The EAT has held that a heterosexual man who was subjected to homophobic comments at work did not suffer harassment under the Employment Equality (Sexual Orientation) Regulations 2003, where he gave as good as he got and remained friends with his alleged tormentors throughout the alleged harassment (Thomas Sanderson Blinds Ltd v English).
The Court of Appeal had previously held that the Regulations could apply even though Mr English was not gay, and nor did his colleagues think he was gay. This allowed a full employment tribunal hearing on whether he had, in fact, suffered harassment, to go ahead. His complaint centred on an article written about him in an internal newsletter and being subjected to taunts and derogatory remarks from fellow employees. However, he had remained friends with his tormentors throughout and he had himself written a number of articles 'riddled with sexist and ageist innuendo'.
Harassment under the 2003 Regulations is conduct which is carried out on the grounds of sexual orientation, is unwanted and has the purpose or effect of violating someone's dignity or creating an intimidating, hostile, degrading, humiliating or offensive environment for that person. The test requires the claimant's own perceptions and feelings to be explored to decide whether the effect of the unwanted conduct was to violate his or her dignity or create an adverse environment. Then it has to be decided whether or not it was reasonable for the victim to hold this feeling or perception and if it is, then the conduct complained of will amount to harassment.
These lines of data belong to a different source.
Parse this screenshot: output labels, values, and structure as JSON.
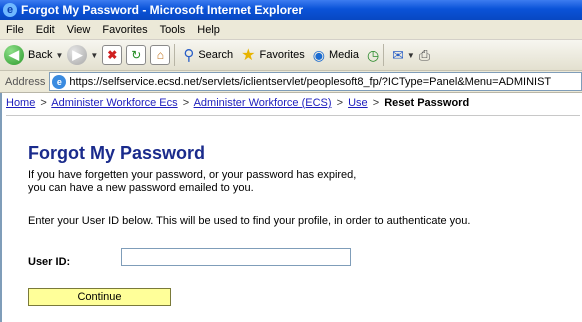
{
  "window": {
    "title": "Forgot My Password - Microsoft Internet Explorer"
  },
  "menu": {
    "items": [
      "File",
      "Edit",
      "View",
      "Favorites",
      "Tools",
      "Help"
    ]
  },
  "toolbar": {
    "back_label": "Back",
    "search_label": "Search",
    "favorites_label": "Favorites",
    "media_label": "Media"
  },
  "addressbar": {
    "label": "Address",
    "url": "https://selfservice.ecsd.net/servlets/iclientservlet/peoplesoft8_fp/?ICType=Panel&Menu=ADMINIST"
  },
  "breadcrumb": {
    "home": "Home",
    "item1": "Administer Workforce Ecs",
    "item2": "Administer Workforce (ECS)",
    "item3": "Use",
    "current": "Reset Password",
    "sep": ">"
  },
  "page": {
    "title": "Forgot My Password",
    "intro_line1": "If you have forgetten your password, or your password has expired,",
    "intro_line2": "you can have a new password emailed to you.",
    "instruction": "Enter your User ID below. This will be used to find your profile, in order to authenticate you.",
    "userid_label": "User ID:",
    "userid_value": "",
    "continue_label": "Continue"
  },
  "colors": {
    "title_blue": "#1a2b8c",
    "link_blue": "#1d1dbd",
    "button_yellow": "#ffff99",
    "titlebar_blue": "#0a53d8"
  }
}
The EAT held that the employment tribunal had been correct to take into account Mr English's own perceptions and feelings when deciding whether the conduct of his colleagues had had the effect of violating his dignity. There was no general rule to be applied in circumstances such as these, where work colleagues made comments relating to a protected characteristic against each other. The EAT held that although the test was objective, the subjective response of the alleged victim was to be kept "firmly in mind". It is important to look at the effect of the conduct. In this case, Mr English was as abusive to co-workers are they were to him, but none of this appeared to have the effect of upsetting him in any way. The conduct complained of had not had the effect of harassing him and his claim failed.
Impact on employers
- This case serves as a warning to workers and employees who wish to bring claims for harassment that, if they have themselves taken part in the ‘unwanted conduct’, such as banter, they may find it difficult to succeed. Employers should consider pointing this out in their anti-harassment policy.
- On receipt of a harassment complaint employers should interview the complainant to record full details of the alleged behaviour and the effect of such behaviour on the complainant. Statements should also be taken from colleagues who witnessed the behaviour and these may also help to establish the response of the complainant to the behaviour complained of.
- In this case, employees were clearly given too much freedom as to what they could write in the company newsletter. Employers should monitor these publications to ensure that offensive material is not being published and distributed.
- Employers should remind staff that comments of a discriminatory nature have no place in the workplace. Even something which is passed off as friendly banter could eventually lead to a claim being made against employers.
- It should be noted that the Equality Act 2010 has superseded the Regulations, but the harassment provisions are substantially the same.